The price of hubris
History rarely provides moments in which the whole world can unite, overcome their differences and work towards a common goal to the benefit of all. 9-11 was such a moment. It is especially depressing to realize just how much Bush blew it when he frittered away that opportunity in order to push through his own selfish plans.
He must answer for that failing above all others.
Bush's Many Miscalculations
On Sept. 11, the president was handed a historic opportunity. He ignored it.
By Fred Kaplan
Posted Tuesday, September 9, 2003, at 4:05 PM PT
Painful as it is to recall those planes smashing into the Twin Towers and the Pentagon two years ago this week, it's nearly as heartbreaking to think back on the moment of nascent harmony that ticked in the wake of the attack—until President Bush decided to reject the opportunity that History thrust before him.

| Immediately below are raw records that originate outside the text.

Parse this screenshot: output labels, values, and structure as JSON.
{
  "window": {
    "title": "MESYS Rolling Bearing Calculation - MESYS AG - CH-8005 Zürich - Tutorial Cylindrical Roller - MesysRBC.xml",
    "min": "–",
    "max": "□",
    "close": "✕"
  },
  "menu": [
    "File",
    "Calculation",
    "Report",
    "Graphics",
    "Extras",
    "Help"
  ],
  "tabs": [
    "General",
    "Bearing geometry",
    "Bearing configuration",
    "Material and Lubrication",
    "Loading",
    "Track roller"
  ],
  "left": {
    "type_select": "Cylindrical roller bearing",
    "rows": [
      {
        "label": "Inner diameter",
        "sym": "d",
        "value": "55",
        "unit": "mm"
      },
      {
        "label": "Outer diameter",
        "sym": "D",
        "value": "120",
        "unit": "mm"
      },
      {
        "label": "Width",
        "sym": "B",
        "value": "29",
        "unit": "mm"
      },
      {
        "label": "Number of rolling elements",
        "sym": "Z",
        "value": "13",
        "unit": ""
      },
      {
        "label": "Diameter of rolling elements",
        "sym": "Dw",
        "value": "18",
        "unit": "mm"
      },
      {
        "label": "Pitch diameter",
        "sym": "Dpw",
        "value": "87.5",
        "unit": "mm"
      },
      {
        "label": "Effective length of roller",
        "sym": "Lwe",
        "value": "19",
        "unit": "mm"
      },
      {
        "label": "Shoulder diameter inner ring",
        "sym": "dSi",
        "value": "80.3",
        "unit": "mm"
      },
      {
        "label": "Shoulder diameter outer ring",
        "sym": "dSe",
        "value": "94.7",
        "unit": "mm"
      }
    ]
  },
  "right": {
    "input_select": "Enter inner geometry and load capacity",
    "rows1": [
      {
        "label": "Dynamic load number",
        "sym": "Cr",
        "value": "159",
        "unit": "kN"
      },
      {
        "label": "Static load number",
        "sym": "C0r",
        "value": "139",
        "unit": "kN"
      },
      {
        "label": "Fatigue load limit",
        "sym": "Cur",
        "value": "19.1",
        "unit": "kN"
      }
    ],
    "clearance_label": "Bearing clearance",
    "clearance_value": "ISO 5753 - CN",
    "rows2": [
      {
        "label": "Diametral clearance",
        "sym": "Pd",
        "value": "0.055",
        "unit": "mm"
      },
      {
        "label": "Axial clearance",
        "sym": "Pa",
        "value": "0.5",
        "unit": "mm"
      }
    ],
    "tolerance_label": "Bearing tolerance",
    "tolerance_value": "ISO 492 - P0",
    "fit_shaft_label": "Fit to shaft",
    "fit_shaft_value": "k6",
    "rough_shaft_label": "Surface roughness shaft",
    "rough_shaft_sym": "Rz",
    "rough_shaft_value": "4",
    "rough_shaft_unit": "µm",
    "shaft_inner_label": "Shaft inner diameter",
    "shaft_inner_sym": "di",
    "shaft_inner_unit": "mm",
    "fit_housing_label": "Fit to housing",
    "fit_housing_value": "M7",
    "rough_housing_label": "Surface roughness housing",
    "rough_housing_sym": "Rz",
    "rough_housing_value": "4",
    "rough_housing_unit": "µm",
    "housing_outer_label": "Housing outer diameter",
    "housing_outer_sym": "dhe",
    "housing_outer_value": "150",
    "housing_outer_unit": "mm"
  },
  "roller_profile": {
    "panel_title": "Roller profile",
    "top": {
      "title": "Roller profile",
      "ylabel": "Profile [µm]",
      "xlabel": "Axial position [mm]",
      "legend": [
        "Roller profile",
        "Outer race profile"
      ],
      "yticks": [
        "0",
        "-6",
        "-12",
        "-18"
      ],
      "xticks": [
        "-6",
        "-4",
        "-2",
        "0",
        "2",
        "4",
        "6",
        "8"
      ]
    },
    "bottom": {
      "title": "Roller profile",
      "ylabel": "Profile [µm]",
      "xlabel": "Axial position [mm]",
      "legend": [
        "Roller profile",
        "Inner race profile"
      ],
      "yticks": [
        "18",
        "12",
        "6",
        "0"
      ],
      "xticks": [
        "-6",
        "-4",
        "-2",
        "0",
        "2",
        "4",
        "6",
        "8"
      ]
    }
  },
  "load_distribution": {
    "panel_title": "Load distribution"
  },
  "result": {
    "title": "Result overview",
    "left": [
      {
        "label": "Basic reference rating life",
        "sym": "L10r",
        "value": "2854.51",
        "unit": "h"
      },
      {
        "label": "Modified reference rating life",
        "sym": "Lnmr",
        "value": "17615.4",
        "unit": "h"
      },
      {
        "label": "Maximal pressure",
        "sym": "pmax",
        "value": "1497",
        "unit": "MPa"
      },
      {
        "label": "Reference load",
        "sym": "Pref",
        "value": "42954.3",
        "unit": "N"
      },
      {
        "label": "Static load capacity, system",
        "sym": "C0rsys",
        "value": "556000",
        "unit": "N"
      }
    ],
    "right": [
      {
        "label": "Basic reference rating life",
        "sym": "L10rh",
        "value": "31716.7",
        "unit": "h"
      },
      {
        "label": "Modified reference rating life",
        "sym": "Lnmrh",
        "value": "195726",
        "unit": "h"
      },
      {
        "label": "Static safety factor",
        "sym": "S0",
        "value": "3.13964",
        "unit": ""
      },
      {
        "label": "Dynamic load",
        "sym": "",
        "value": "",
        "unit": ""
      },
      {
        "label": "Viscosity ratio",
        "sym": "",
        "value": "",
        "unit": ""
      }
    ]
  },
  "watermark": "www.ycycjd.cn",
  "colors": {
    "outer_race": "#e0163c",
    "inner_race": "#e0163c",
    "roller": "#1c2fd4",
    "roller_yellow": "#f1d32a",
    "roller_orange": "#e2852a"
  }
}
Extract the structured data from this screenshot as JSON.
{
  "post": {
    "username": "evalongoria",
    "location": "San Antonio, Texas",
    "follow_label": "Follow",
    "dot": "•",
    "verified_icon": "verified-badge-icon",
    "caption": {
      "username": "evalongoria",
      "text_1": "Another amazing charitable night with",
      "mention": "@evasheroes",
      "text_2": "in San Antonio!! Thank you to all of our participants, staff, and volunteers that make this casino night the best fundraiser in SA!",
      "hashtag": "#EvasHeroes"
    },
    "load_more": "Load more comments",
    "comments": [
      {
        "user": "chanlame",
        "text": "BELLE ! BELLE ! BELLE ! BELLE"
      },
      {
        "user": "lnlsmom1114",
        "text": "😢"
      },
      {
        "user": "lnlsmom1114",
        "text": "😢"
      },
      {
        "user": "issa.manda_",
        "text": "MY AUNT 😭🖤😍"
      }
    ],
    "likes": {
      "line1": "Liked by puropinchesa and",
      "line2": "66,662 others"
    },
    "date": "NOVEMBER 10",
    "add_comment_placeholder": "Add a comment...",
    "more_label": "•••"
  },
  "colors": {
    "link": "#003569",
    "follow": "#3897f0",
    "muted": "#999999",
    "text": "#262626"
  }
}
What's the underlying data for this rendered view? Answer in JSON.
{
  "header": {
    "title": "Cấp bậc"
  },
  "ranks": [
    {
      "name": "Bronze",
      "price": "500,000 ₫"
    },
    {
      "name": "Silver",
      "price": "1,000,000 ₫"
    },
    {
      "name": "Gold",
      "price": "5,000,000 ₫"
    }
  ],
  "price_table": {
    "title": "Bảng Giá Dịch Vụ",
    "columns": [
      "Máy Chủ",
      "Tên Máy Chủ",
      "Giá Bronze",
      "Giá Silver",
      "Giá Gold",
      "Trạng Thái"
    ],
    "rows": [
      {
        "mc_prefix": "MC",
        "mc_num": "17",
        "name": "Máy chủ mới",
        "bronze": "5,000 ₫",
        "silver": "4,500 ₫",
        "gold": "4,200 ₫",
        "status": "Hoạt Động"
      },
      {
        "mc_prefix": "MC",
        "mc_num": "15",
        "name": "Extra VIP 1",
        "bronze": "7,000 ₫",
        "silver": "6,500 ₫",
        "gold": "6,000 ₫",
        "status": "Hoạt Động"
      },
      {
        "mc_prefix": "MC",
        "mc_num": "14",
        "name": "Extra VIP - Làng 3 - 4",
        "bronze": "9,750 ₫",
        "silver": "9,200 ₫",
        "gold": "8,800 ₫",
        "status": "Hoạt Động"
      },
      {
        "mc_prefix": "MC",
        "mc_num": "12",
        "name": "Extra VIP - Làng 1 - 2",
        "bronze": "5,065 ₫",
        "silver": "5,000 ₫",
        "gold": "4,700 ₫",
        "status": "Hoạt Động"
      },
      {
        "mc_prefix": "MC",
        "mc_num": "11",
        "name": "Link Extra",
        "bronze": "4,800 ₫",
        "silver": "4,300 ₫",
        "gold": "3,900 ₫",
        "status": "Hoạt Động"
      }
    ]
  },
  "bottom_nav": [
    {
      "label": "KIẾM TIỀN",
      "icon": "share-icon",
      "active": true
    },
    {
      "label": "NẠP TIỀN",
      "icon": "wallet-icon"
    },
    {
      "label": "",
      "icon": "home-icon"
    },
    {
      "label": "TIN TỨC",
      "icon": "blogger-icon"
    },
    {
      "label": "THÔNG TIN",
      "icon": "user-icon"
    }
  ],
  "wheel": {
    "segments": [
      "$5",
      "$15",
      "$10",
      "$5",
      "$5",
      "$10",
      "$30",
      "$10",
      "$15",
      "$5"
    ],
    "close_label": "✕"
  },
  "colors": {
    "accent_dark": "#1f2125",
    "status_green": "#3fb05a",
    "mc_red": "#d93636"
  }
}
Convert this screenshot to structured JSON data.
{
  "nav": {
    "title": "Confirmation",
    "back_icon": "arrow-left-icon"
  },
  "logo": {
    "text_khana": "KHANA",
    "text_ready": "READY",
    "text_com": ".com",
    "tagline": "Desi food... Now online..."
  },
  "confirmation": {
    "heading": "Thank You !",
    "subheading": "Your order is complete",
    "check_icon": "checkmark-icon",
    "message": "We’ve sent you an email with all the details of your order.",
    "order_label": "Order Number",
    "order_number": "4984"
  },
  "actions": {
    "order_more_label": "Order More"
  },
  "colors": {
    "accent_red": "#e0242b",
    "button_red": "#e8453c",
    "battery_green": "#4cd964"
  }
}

Remember? The French newspaper Le Monde, never one for trans-Atlantic sentimentalism, proclaimed, "We are all Americans." The band outside Buckingham Palace played "The Star-Spangled Banner" during a changing of the guard, as thousands of Londoners tearfully waved American flags. Most significant, the European leaders of NATO, for the first time in the organization's history, invoked Article 5 of its charter, calling on its 19 member-nations to treat the attack on America as an attack on them all—a particularly moving gesture, as Article 5 had been intended to guarantee American retaliation against an attack on Europe.But the Bush administration brushed aside these supportive gestures—and that may loom as the greatest tragedy of Sept. 11, apart from the tolls taken by the attack itself.